The spill occurred following an underwater pipeline breach about five miles off the coast of Huntington Beach on Sunday. The spill spanned 13-square-miles into the water, prompting city officials to close the beaches as the Coast Guard led cleanup efforts throughout the weekend into Monday.
"We've started to find dead birds and fish washing up on the shore," Orange County Supervisor Katrina Foley said Sunday, citing a CNN report.
Foley added that the oil spill "has infiltrated the entirety" of the area's coastal wetlands, including the Talbert Marsh, which is a crucial 25-acre ecological reserve "designed to refresh the wetlands with tidal flows required for their plants and animals to complete their life cycles," the Los Angeles Times reported.
"These are wetlands that we've been working with the Army Corps of Engineers, with the Land Trust, with all the community wildlife partners to make sure to create this beautiful, natural habitat for decades," Foley said. "And now in just a day, it's completely destroyed."
At a news conference Sunday afternoon, Mayor Kim Carr of Huntington Beach called the spill "one of the most devastating situations our community has dealt with in decades."
She added that the local response is focused on "preventing an ecological disaster by mitigating the impacts of the oil on our precious wetlands and wildlife," according to a report by The New York Times.
State Rep. Michelle Steele, a Republican representing Orange County, penned a letter Sunday to President Joe Biden requesting a major disaster declaration for the county in light of the spill.
"Constituents who live along the shoreline are already reporting oil on the beach and strong odors," Steele wrote in the letter. "Officials are already responding to protect sea life.
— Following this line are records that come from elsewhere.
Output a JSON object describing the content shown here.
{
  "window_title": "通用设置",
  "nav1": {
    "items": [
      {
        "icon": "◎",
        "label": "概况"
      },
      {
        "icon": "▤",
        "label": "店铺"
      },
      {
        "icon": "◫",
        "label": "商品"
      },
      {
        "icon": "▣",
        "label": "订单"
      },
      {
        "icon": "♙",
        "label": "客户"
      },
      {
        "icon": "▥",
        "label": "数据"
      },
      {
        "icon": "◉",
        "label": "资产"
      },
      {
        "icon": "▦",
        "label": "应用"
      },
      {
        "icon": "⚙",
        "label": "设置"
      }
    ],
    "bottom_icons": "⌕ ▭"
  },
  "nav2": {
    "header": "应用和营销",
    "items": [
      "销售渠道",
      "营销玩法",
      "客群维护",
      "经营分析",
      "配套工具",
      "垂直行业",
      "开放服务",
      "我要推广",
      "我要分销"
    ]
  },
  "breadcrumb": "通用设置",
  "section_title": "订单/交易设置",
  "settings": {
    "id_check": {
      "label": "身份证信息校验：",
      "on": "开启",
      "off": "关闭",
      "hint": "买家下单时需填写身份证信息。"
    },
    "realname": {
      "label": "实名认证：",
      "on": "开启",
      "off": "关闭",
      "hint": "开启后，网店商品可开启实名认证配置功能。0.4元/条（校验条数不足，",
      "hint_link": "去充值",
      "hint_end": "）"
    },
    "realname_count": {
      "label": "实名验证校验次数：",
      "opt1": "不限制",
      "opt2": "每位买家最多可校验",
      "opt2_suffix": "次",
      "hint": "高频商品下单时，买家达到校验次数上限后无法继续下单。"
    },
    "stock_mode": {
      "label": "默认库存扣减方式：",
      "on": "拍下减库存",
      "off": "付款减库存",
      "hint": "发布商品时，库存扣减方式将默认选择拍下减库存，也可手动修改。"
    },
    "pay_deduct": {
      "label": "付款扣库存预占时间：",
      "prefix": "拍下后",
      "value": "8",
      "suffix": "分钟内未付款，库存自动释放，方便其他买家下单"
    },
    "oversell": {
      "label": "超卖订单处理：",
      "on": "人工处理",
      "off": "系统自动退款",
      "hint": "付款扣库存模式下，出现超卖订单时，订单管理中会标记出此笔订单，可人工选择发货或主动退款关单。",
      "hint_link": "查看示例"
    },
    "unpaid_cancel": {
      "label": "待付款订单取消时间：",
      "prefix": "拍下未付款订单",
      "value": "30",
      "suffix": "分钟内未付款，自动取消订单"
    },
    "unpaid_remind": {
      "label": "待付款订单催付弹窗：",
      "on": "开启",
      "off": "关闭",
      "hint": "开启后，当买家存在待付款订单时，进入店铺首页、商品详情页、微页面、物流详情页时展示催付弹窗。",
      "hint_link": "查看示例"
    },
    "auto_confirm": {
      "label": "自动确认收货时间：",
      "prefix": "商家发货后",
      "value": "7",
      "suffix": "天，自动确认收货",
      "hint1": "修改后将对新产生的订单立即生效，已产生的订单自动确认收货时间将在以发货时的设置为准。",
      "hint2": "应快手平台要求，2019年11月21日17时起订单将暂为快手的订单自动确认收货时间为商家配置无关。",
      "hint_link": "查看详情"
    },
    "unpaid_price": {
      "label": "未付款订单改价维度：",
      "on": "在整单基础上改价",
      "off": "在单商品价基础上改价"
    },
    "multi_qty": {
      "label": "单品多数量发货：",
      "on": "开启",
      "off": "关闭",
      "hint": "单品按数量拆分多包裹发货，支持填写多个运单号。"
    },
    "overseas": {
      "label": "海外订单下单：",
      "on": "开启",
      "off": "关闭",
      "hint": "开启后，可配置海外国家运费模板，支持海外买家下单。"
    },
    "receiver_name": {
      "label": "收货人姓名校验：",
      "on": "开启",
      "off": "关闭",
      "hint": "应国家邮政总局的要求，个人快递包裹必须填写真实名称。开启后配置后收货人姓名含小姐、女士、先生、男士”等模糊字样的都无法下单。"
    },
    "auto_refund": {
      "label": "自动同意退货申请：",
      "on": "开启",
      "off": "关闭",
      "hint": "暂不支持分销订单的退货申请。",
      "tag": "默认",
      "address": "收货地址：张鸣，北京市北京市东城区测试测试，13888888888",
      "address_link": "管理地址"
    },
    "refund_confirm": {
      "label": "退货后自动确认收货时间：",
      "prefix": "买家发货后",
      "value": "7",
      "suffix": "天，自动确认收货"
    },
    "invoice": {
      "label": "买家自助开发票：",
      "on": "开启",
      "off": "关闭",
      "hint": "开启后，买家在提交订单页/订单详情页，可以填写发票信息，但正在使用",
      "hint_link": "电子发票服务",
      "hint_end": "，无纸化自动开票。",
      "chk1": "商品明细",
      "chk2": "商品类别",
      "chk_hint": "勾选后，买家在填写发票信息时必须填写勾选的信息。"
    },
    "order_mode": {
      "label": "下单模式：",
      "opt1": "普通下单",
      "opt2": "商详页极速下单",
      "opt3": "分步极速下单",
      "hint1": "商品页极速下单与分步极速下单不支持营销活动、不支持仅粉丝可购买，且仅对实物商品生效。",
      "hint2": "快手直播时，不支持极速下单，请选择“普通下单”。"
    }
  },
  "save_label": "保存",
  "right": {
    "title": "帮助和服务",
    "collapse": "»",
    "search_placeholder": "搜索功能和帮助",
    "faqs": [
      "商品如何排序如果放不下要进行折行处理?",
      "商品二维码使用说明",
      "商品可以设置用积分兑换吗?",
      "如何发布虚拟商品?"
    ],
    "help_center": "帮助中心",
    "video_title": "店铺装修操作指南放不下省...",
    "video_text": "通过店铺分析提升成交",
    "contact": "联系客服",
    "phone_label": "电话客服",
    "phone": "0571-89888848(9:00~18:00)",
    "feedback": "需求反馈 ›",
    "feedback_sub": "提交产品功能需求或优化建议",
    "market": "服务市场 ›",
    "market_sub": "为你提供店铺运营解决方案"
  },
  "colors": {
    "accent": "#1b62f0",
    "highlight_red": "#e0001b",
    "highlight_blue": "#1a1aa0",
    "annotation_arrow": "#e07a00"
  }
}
Dead fish and birds are already being reported on beaches and shorelines."
"I have serious concerns about the environmental impacts of the spill and applaud the workers who are doing their best to prevent the oil from hitting sensitive wetlands," she continued.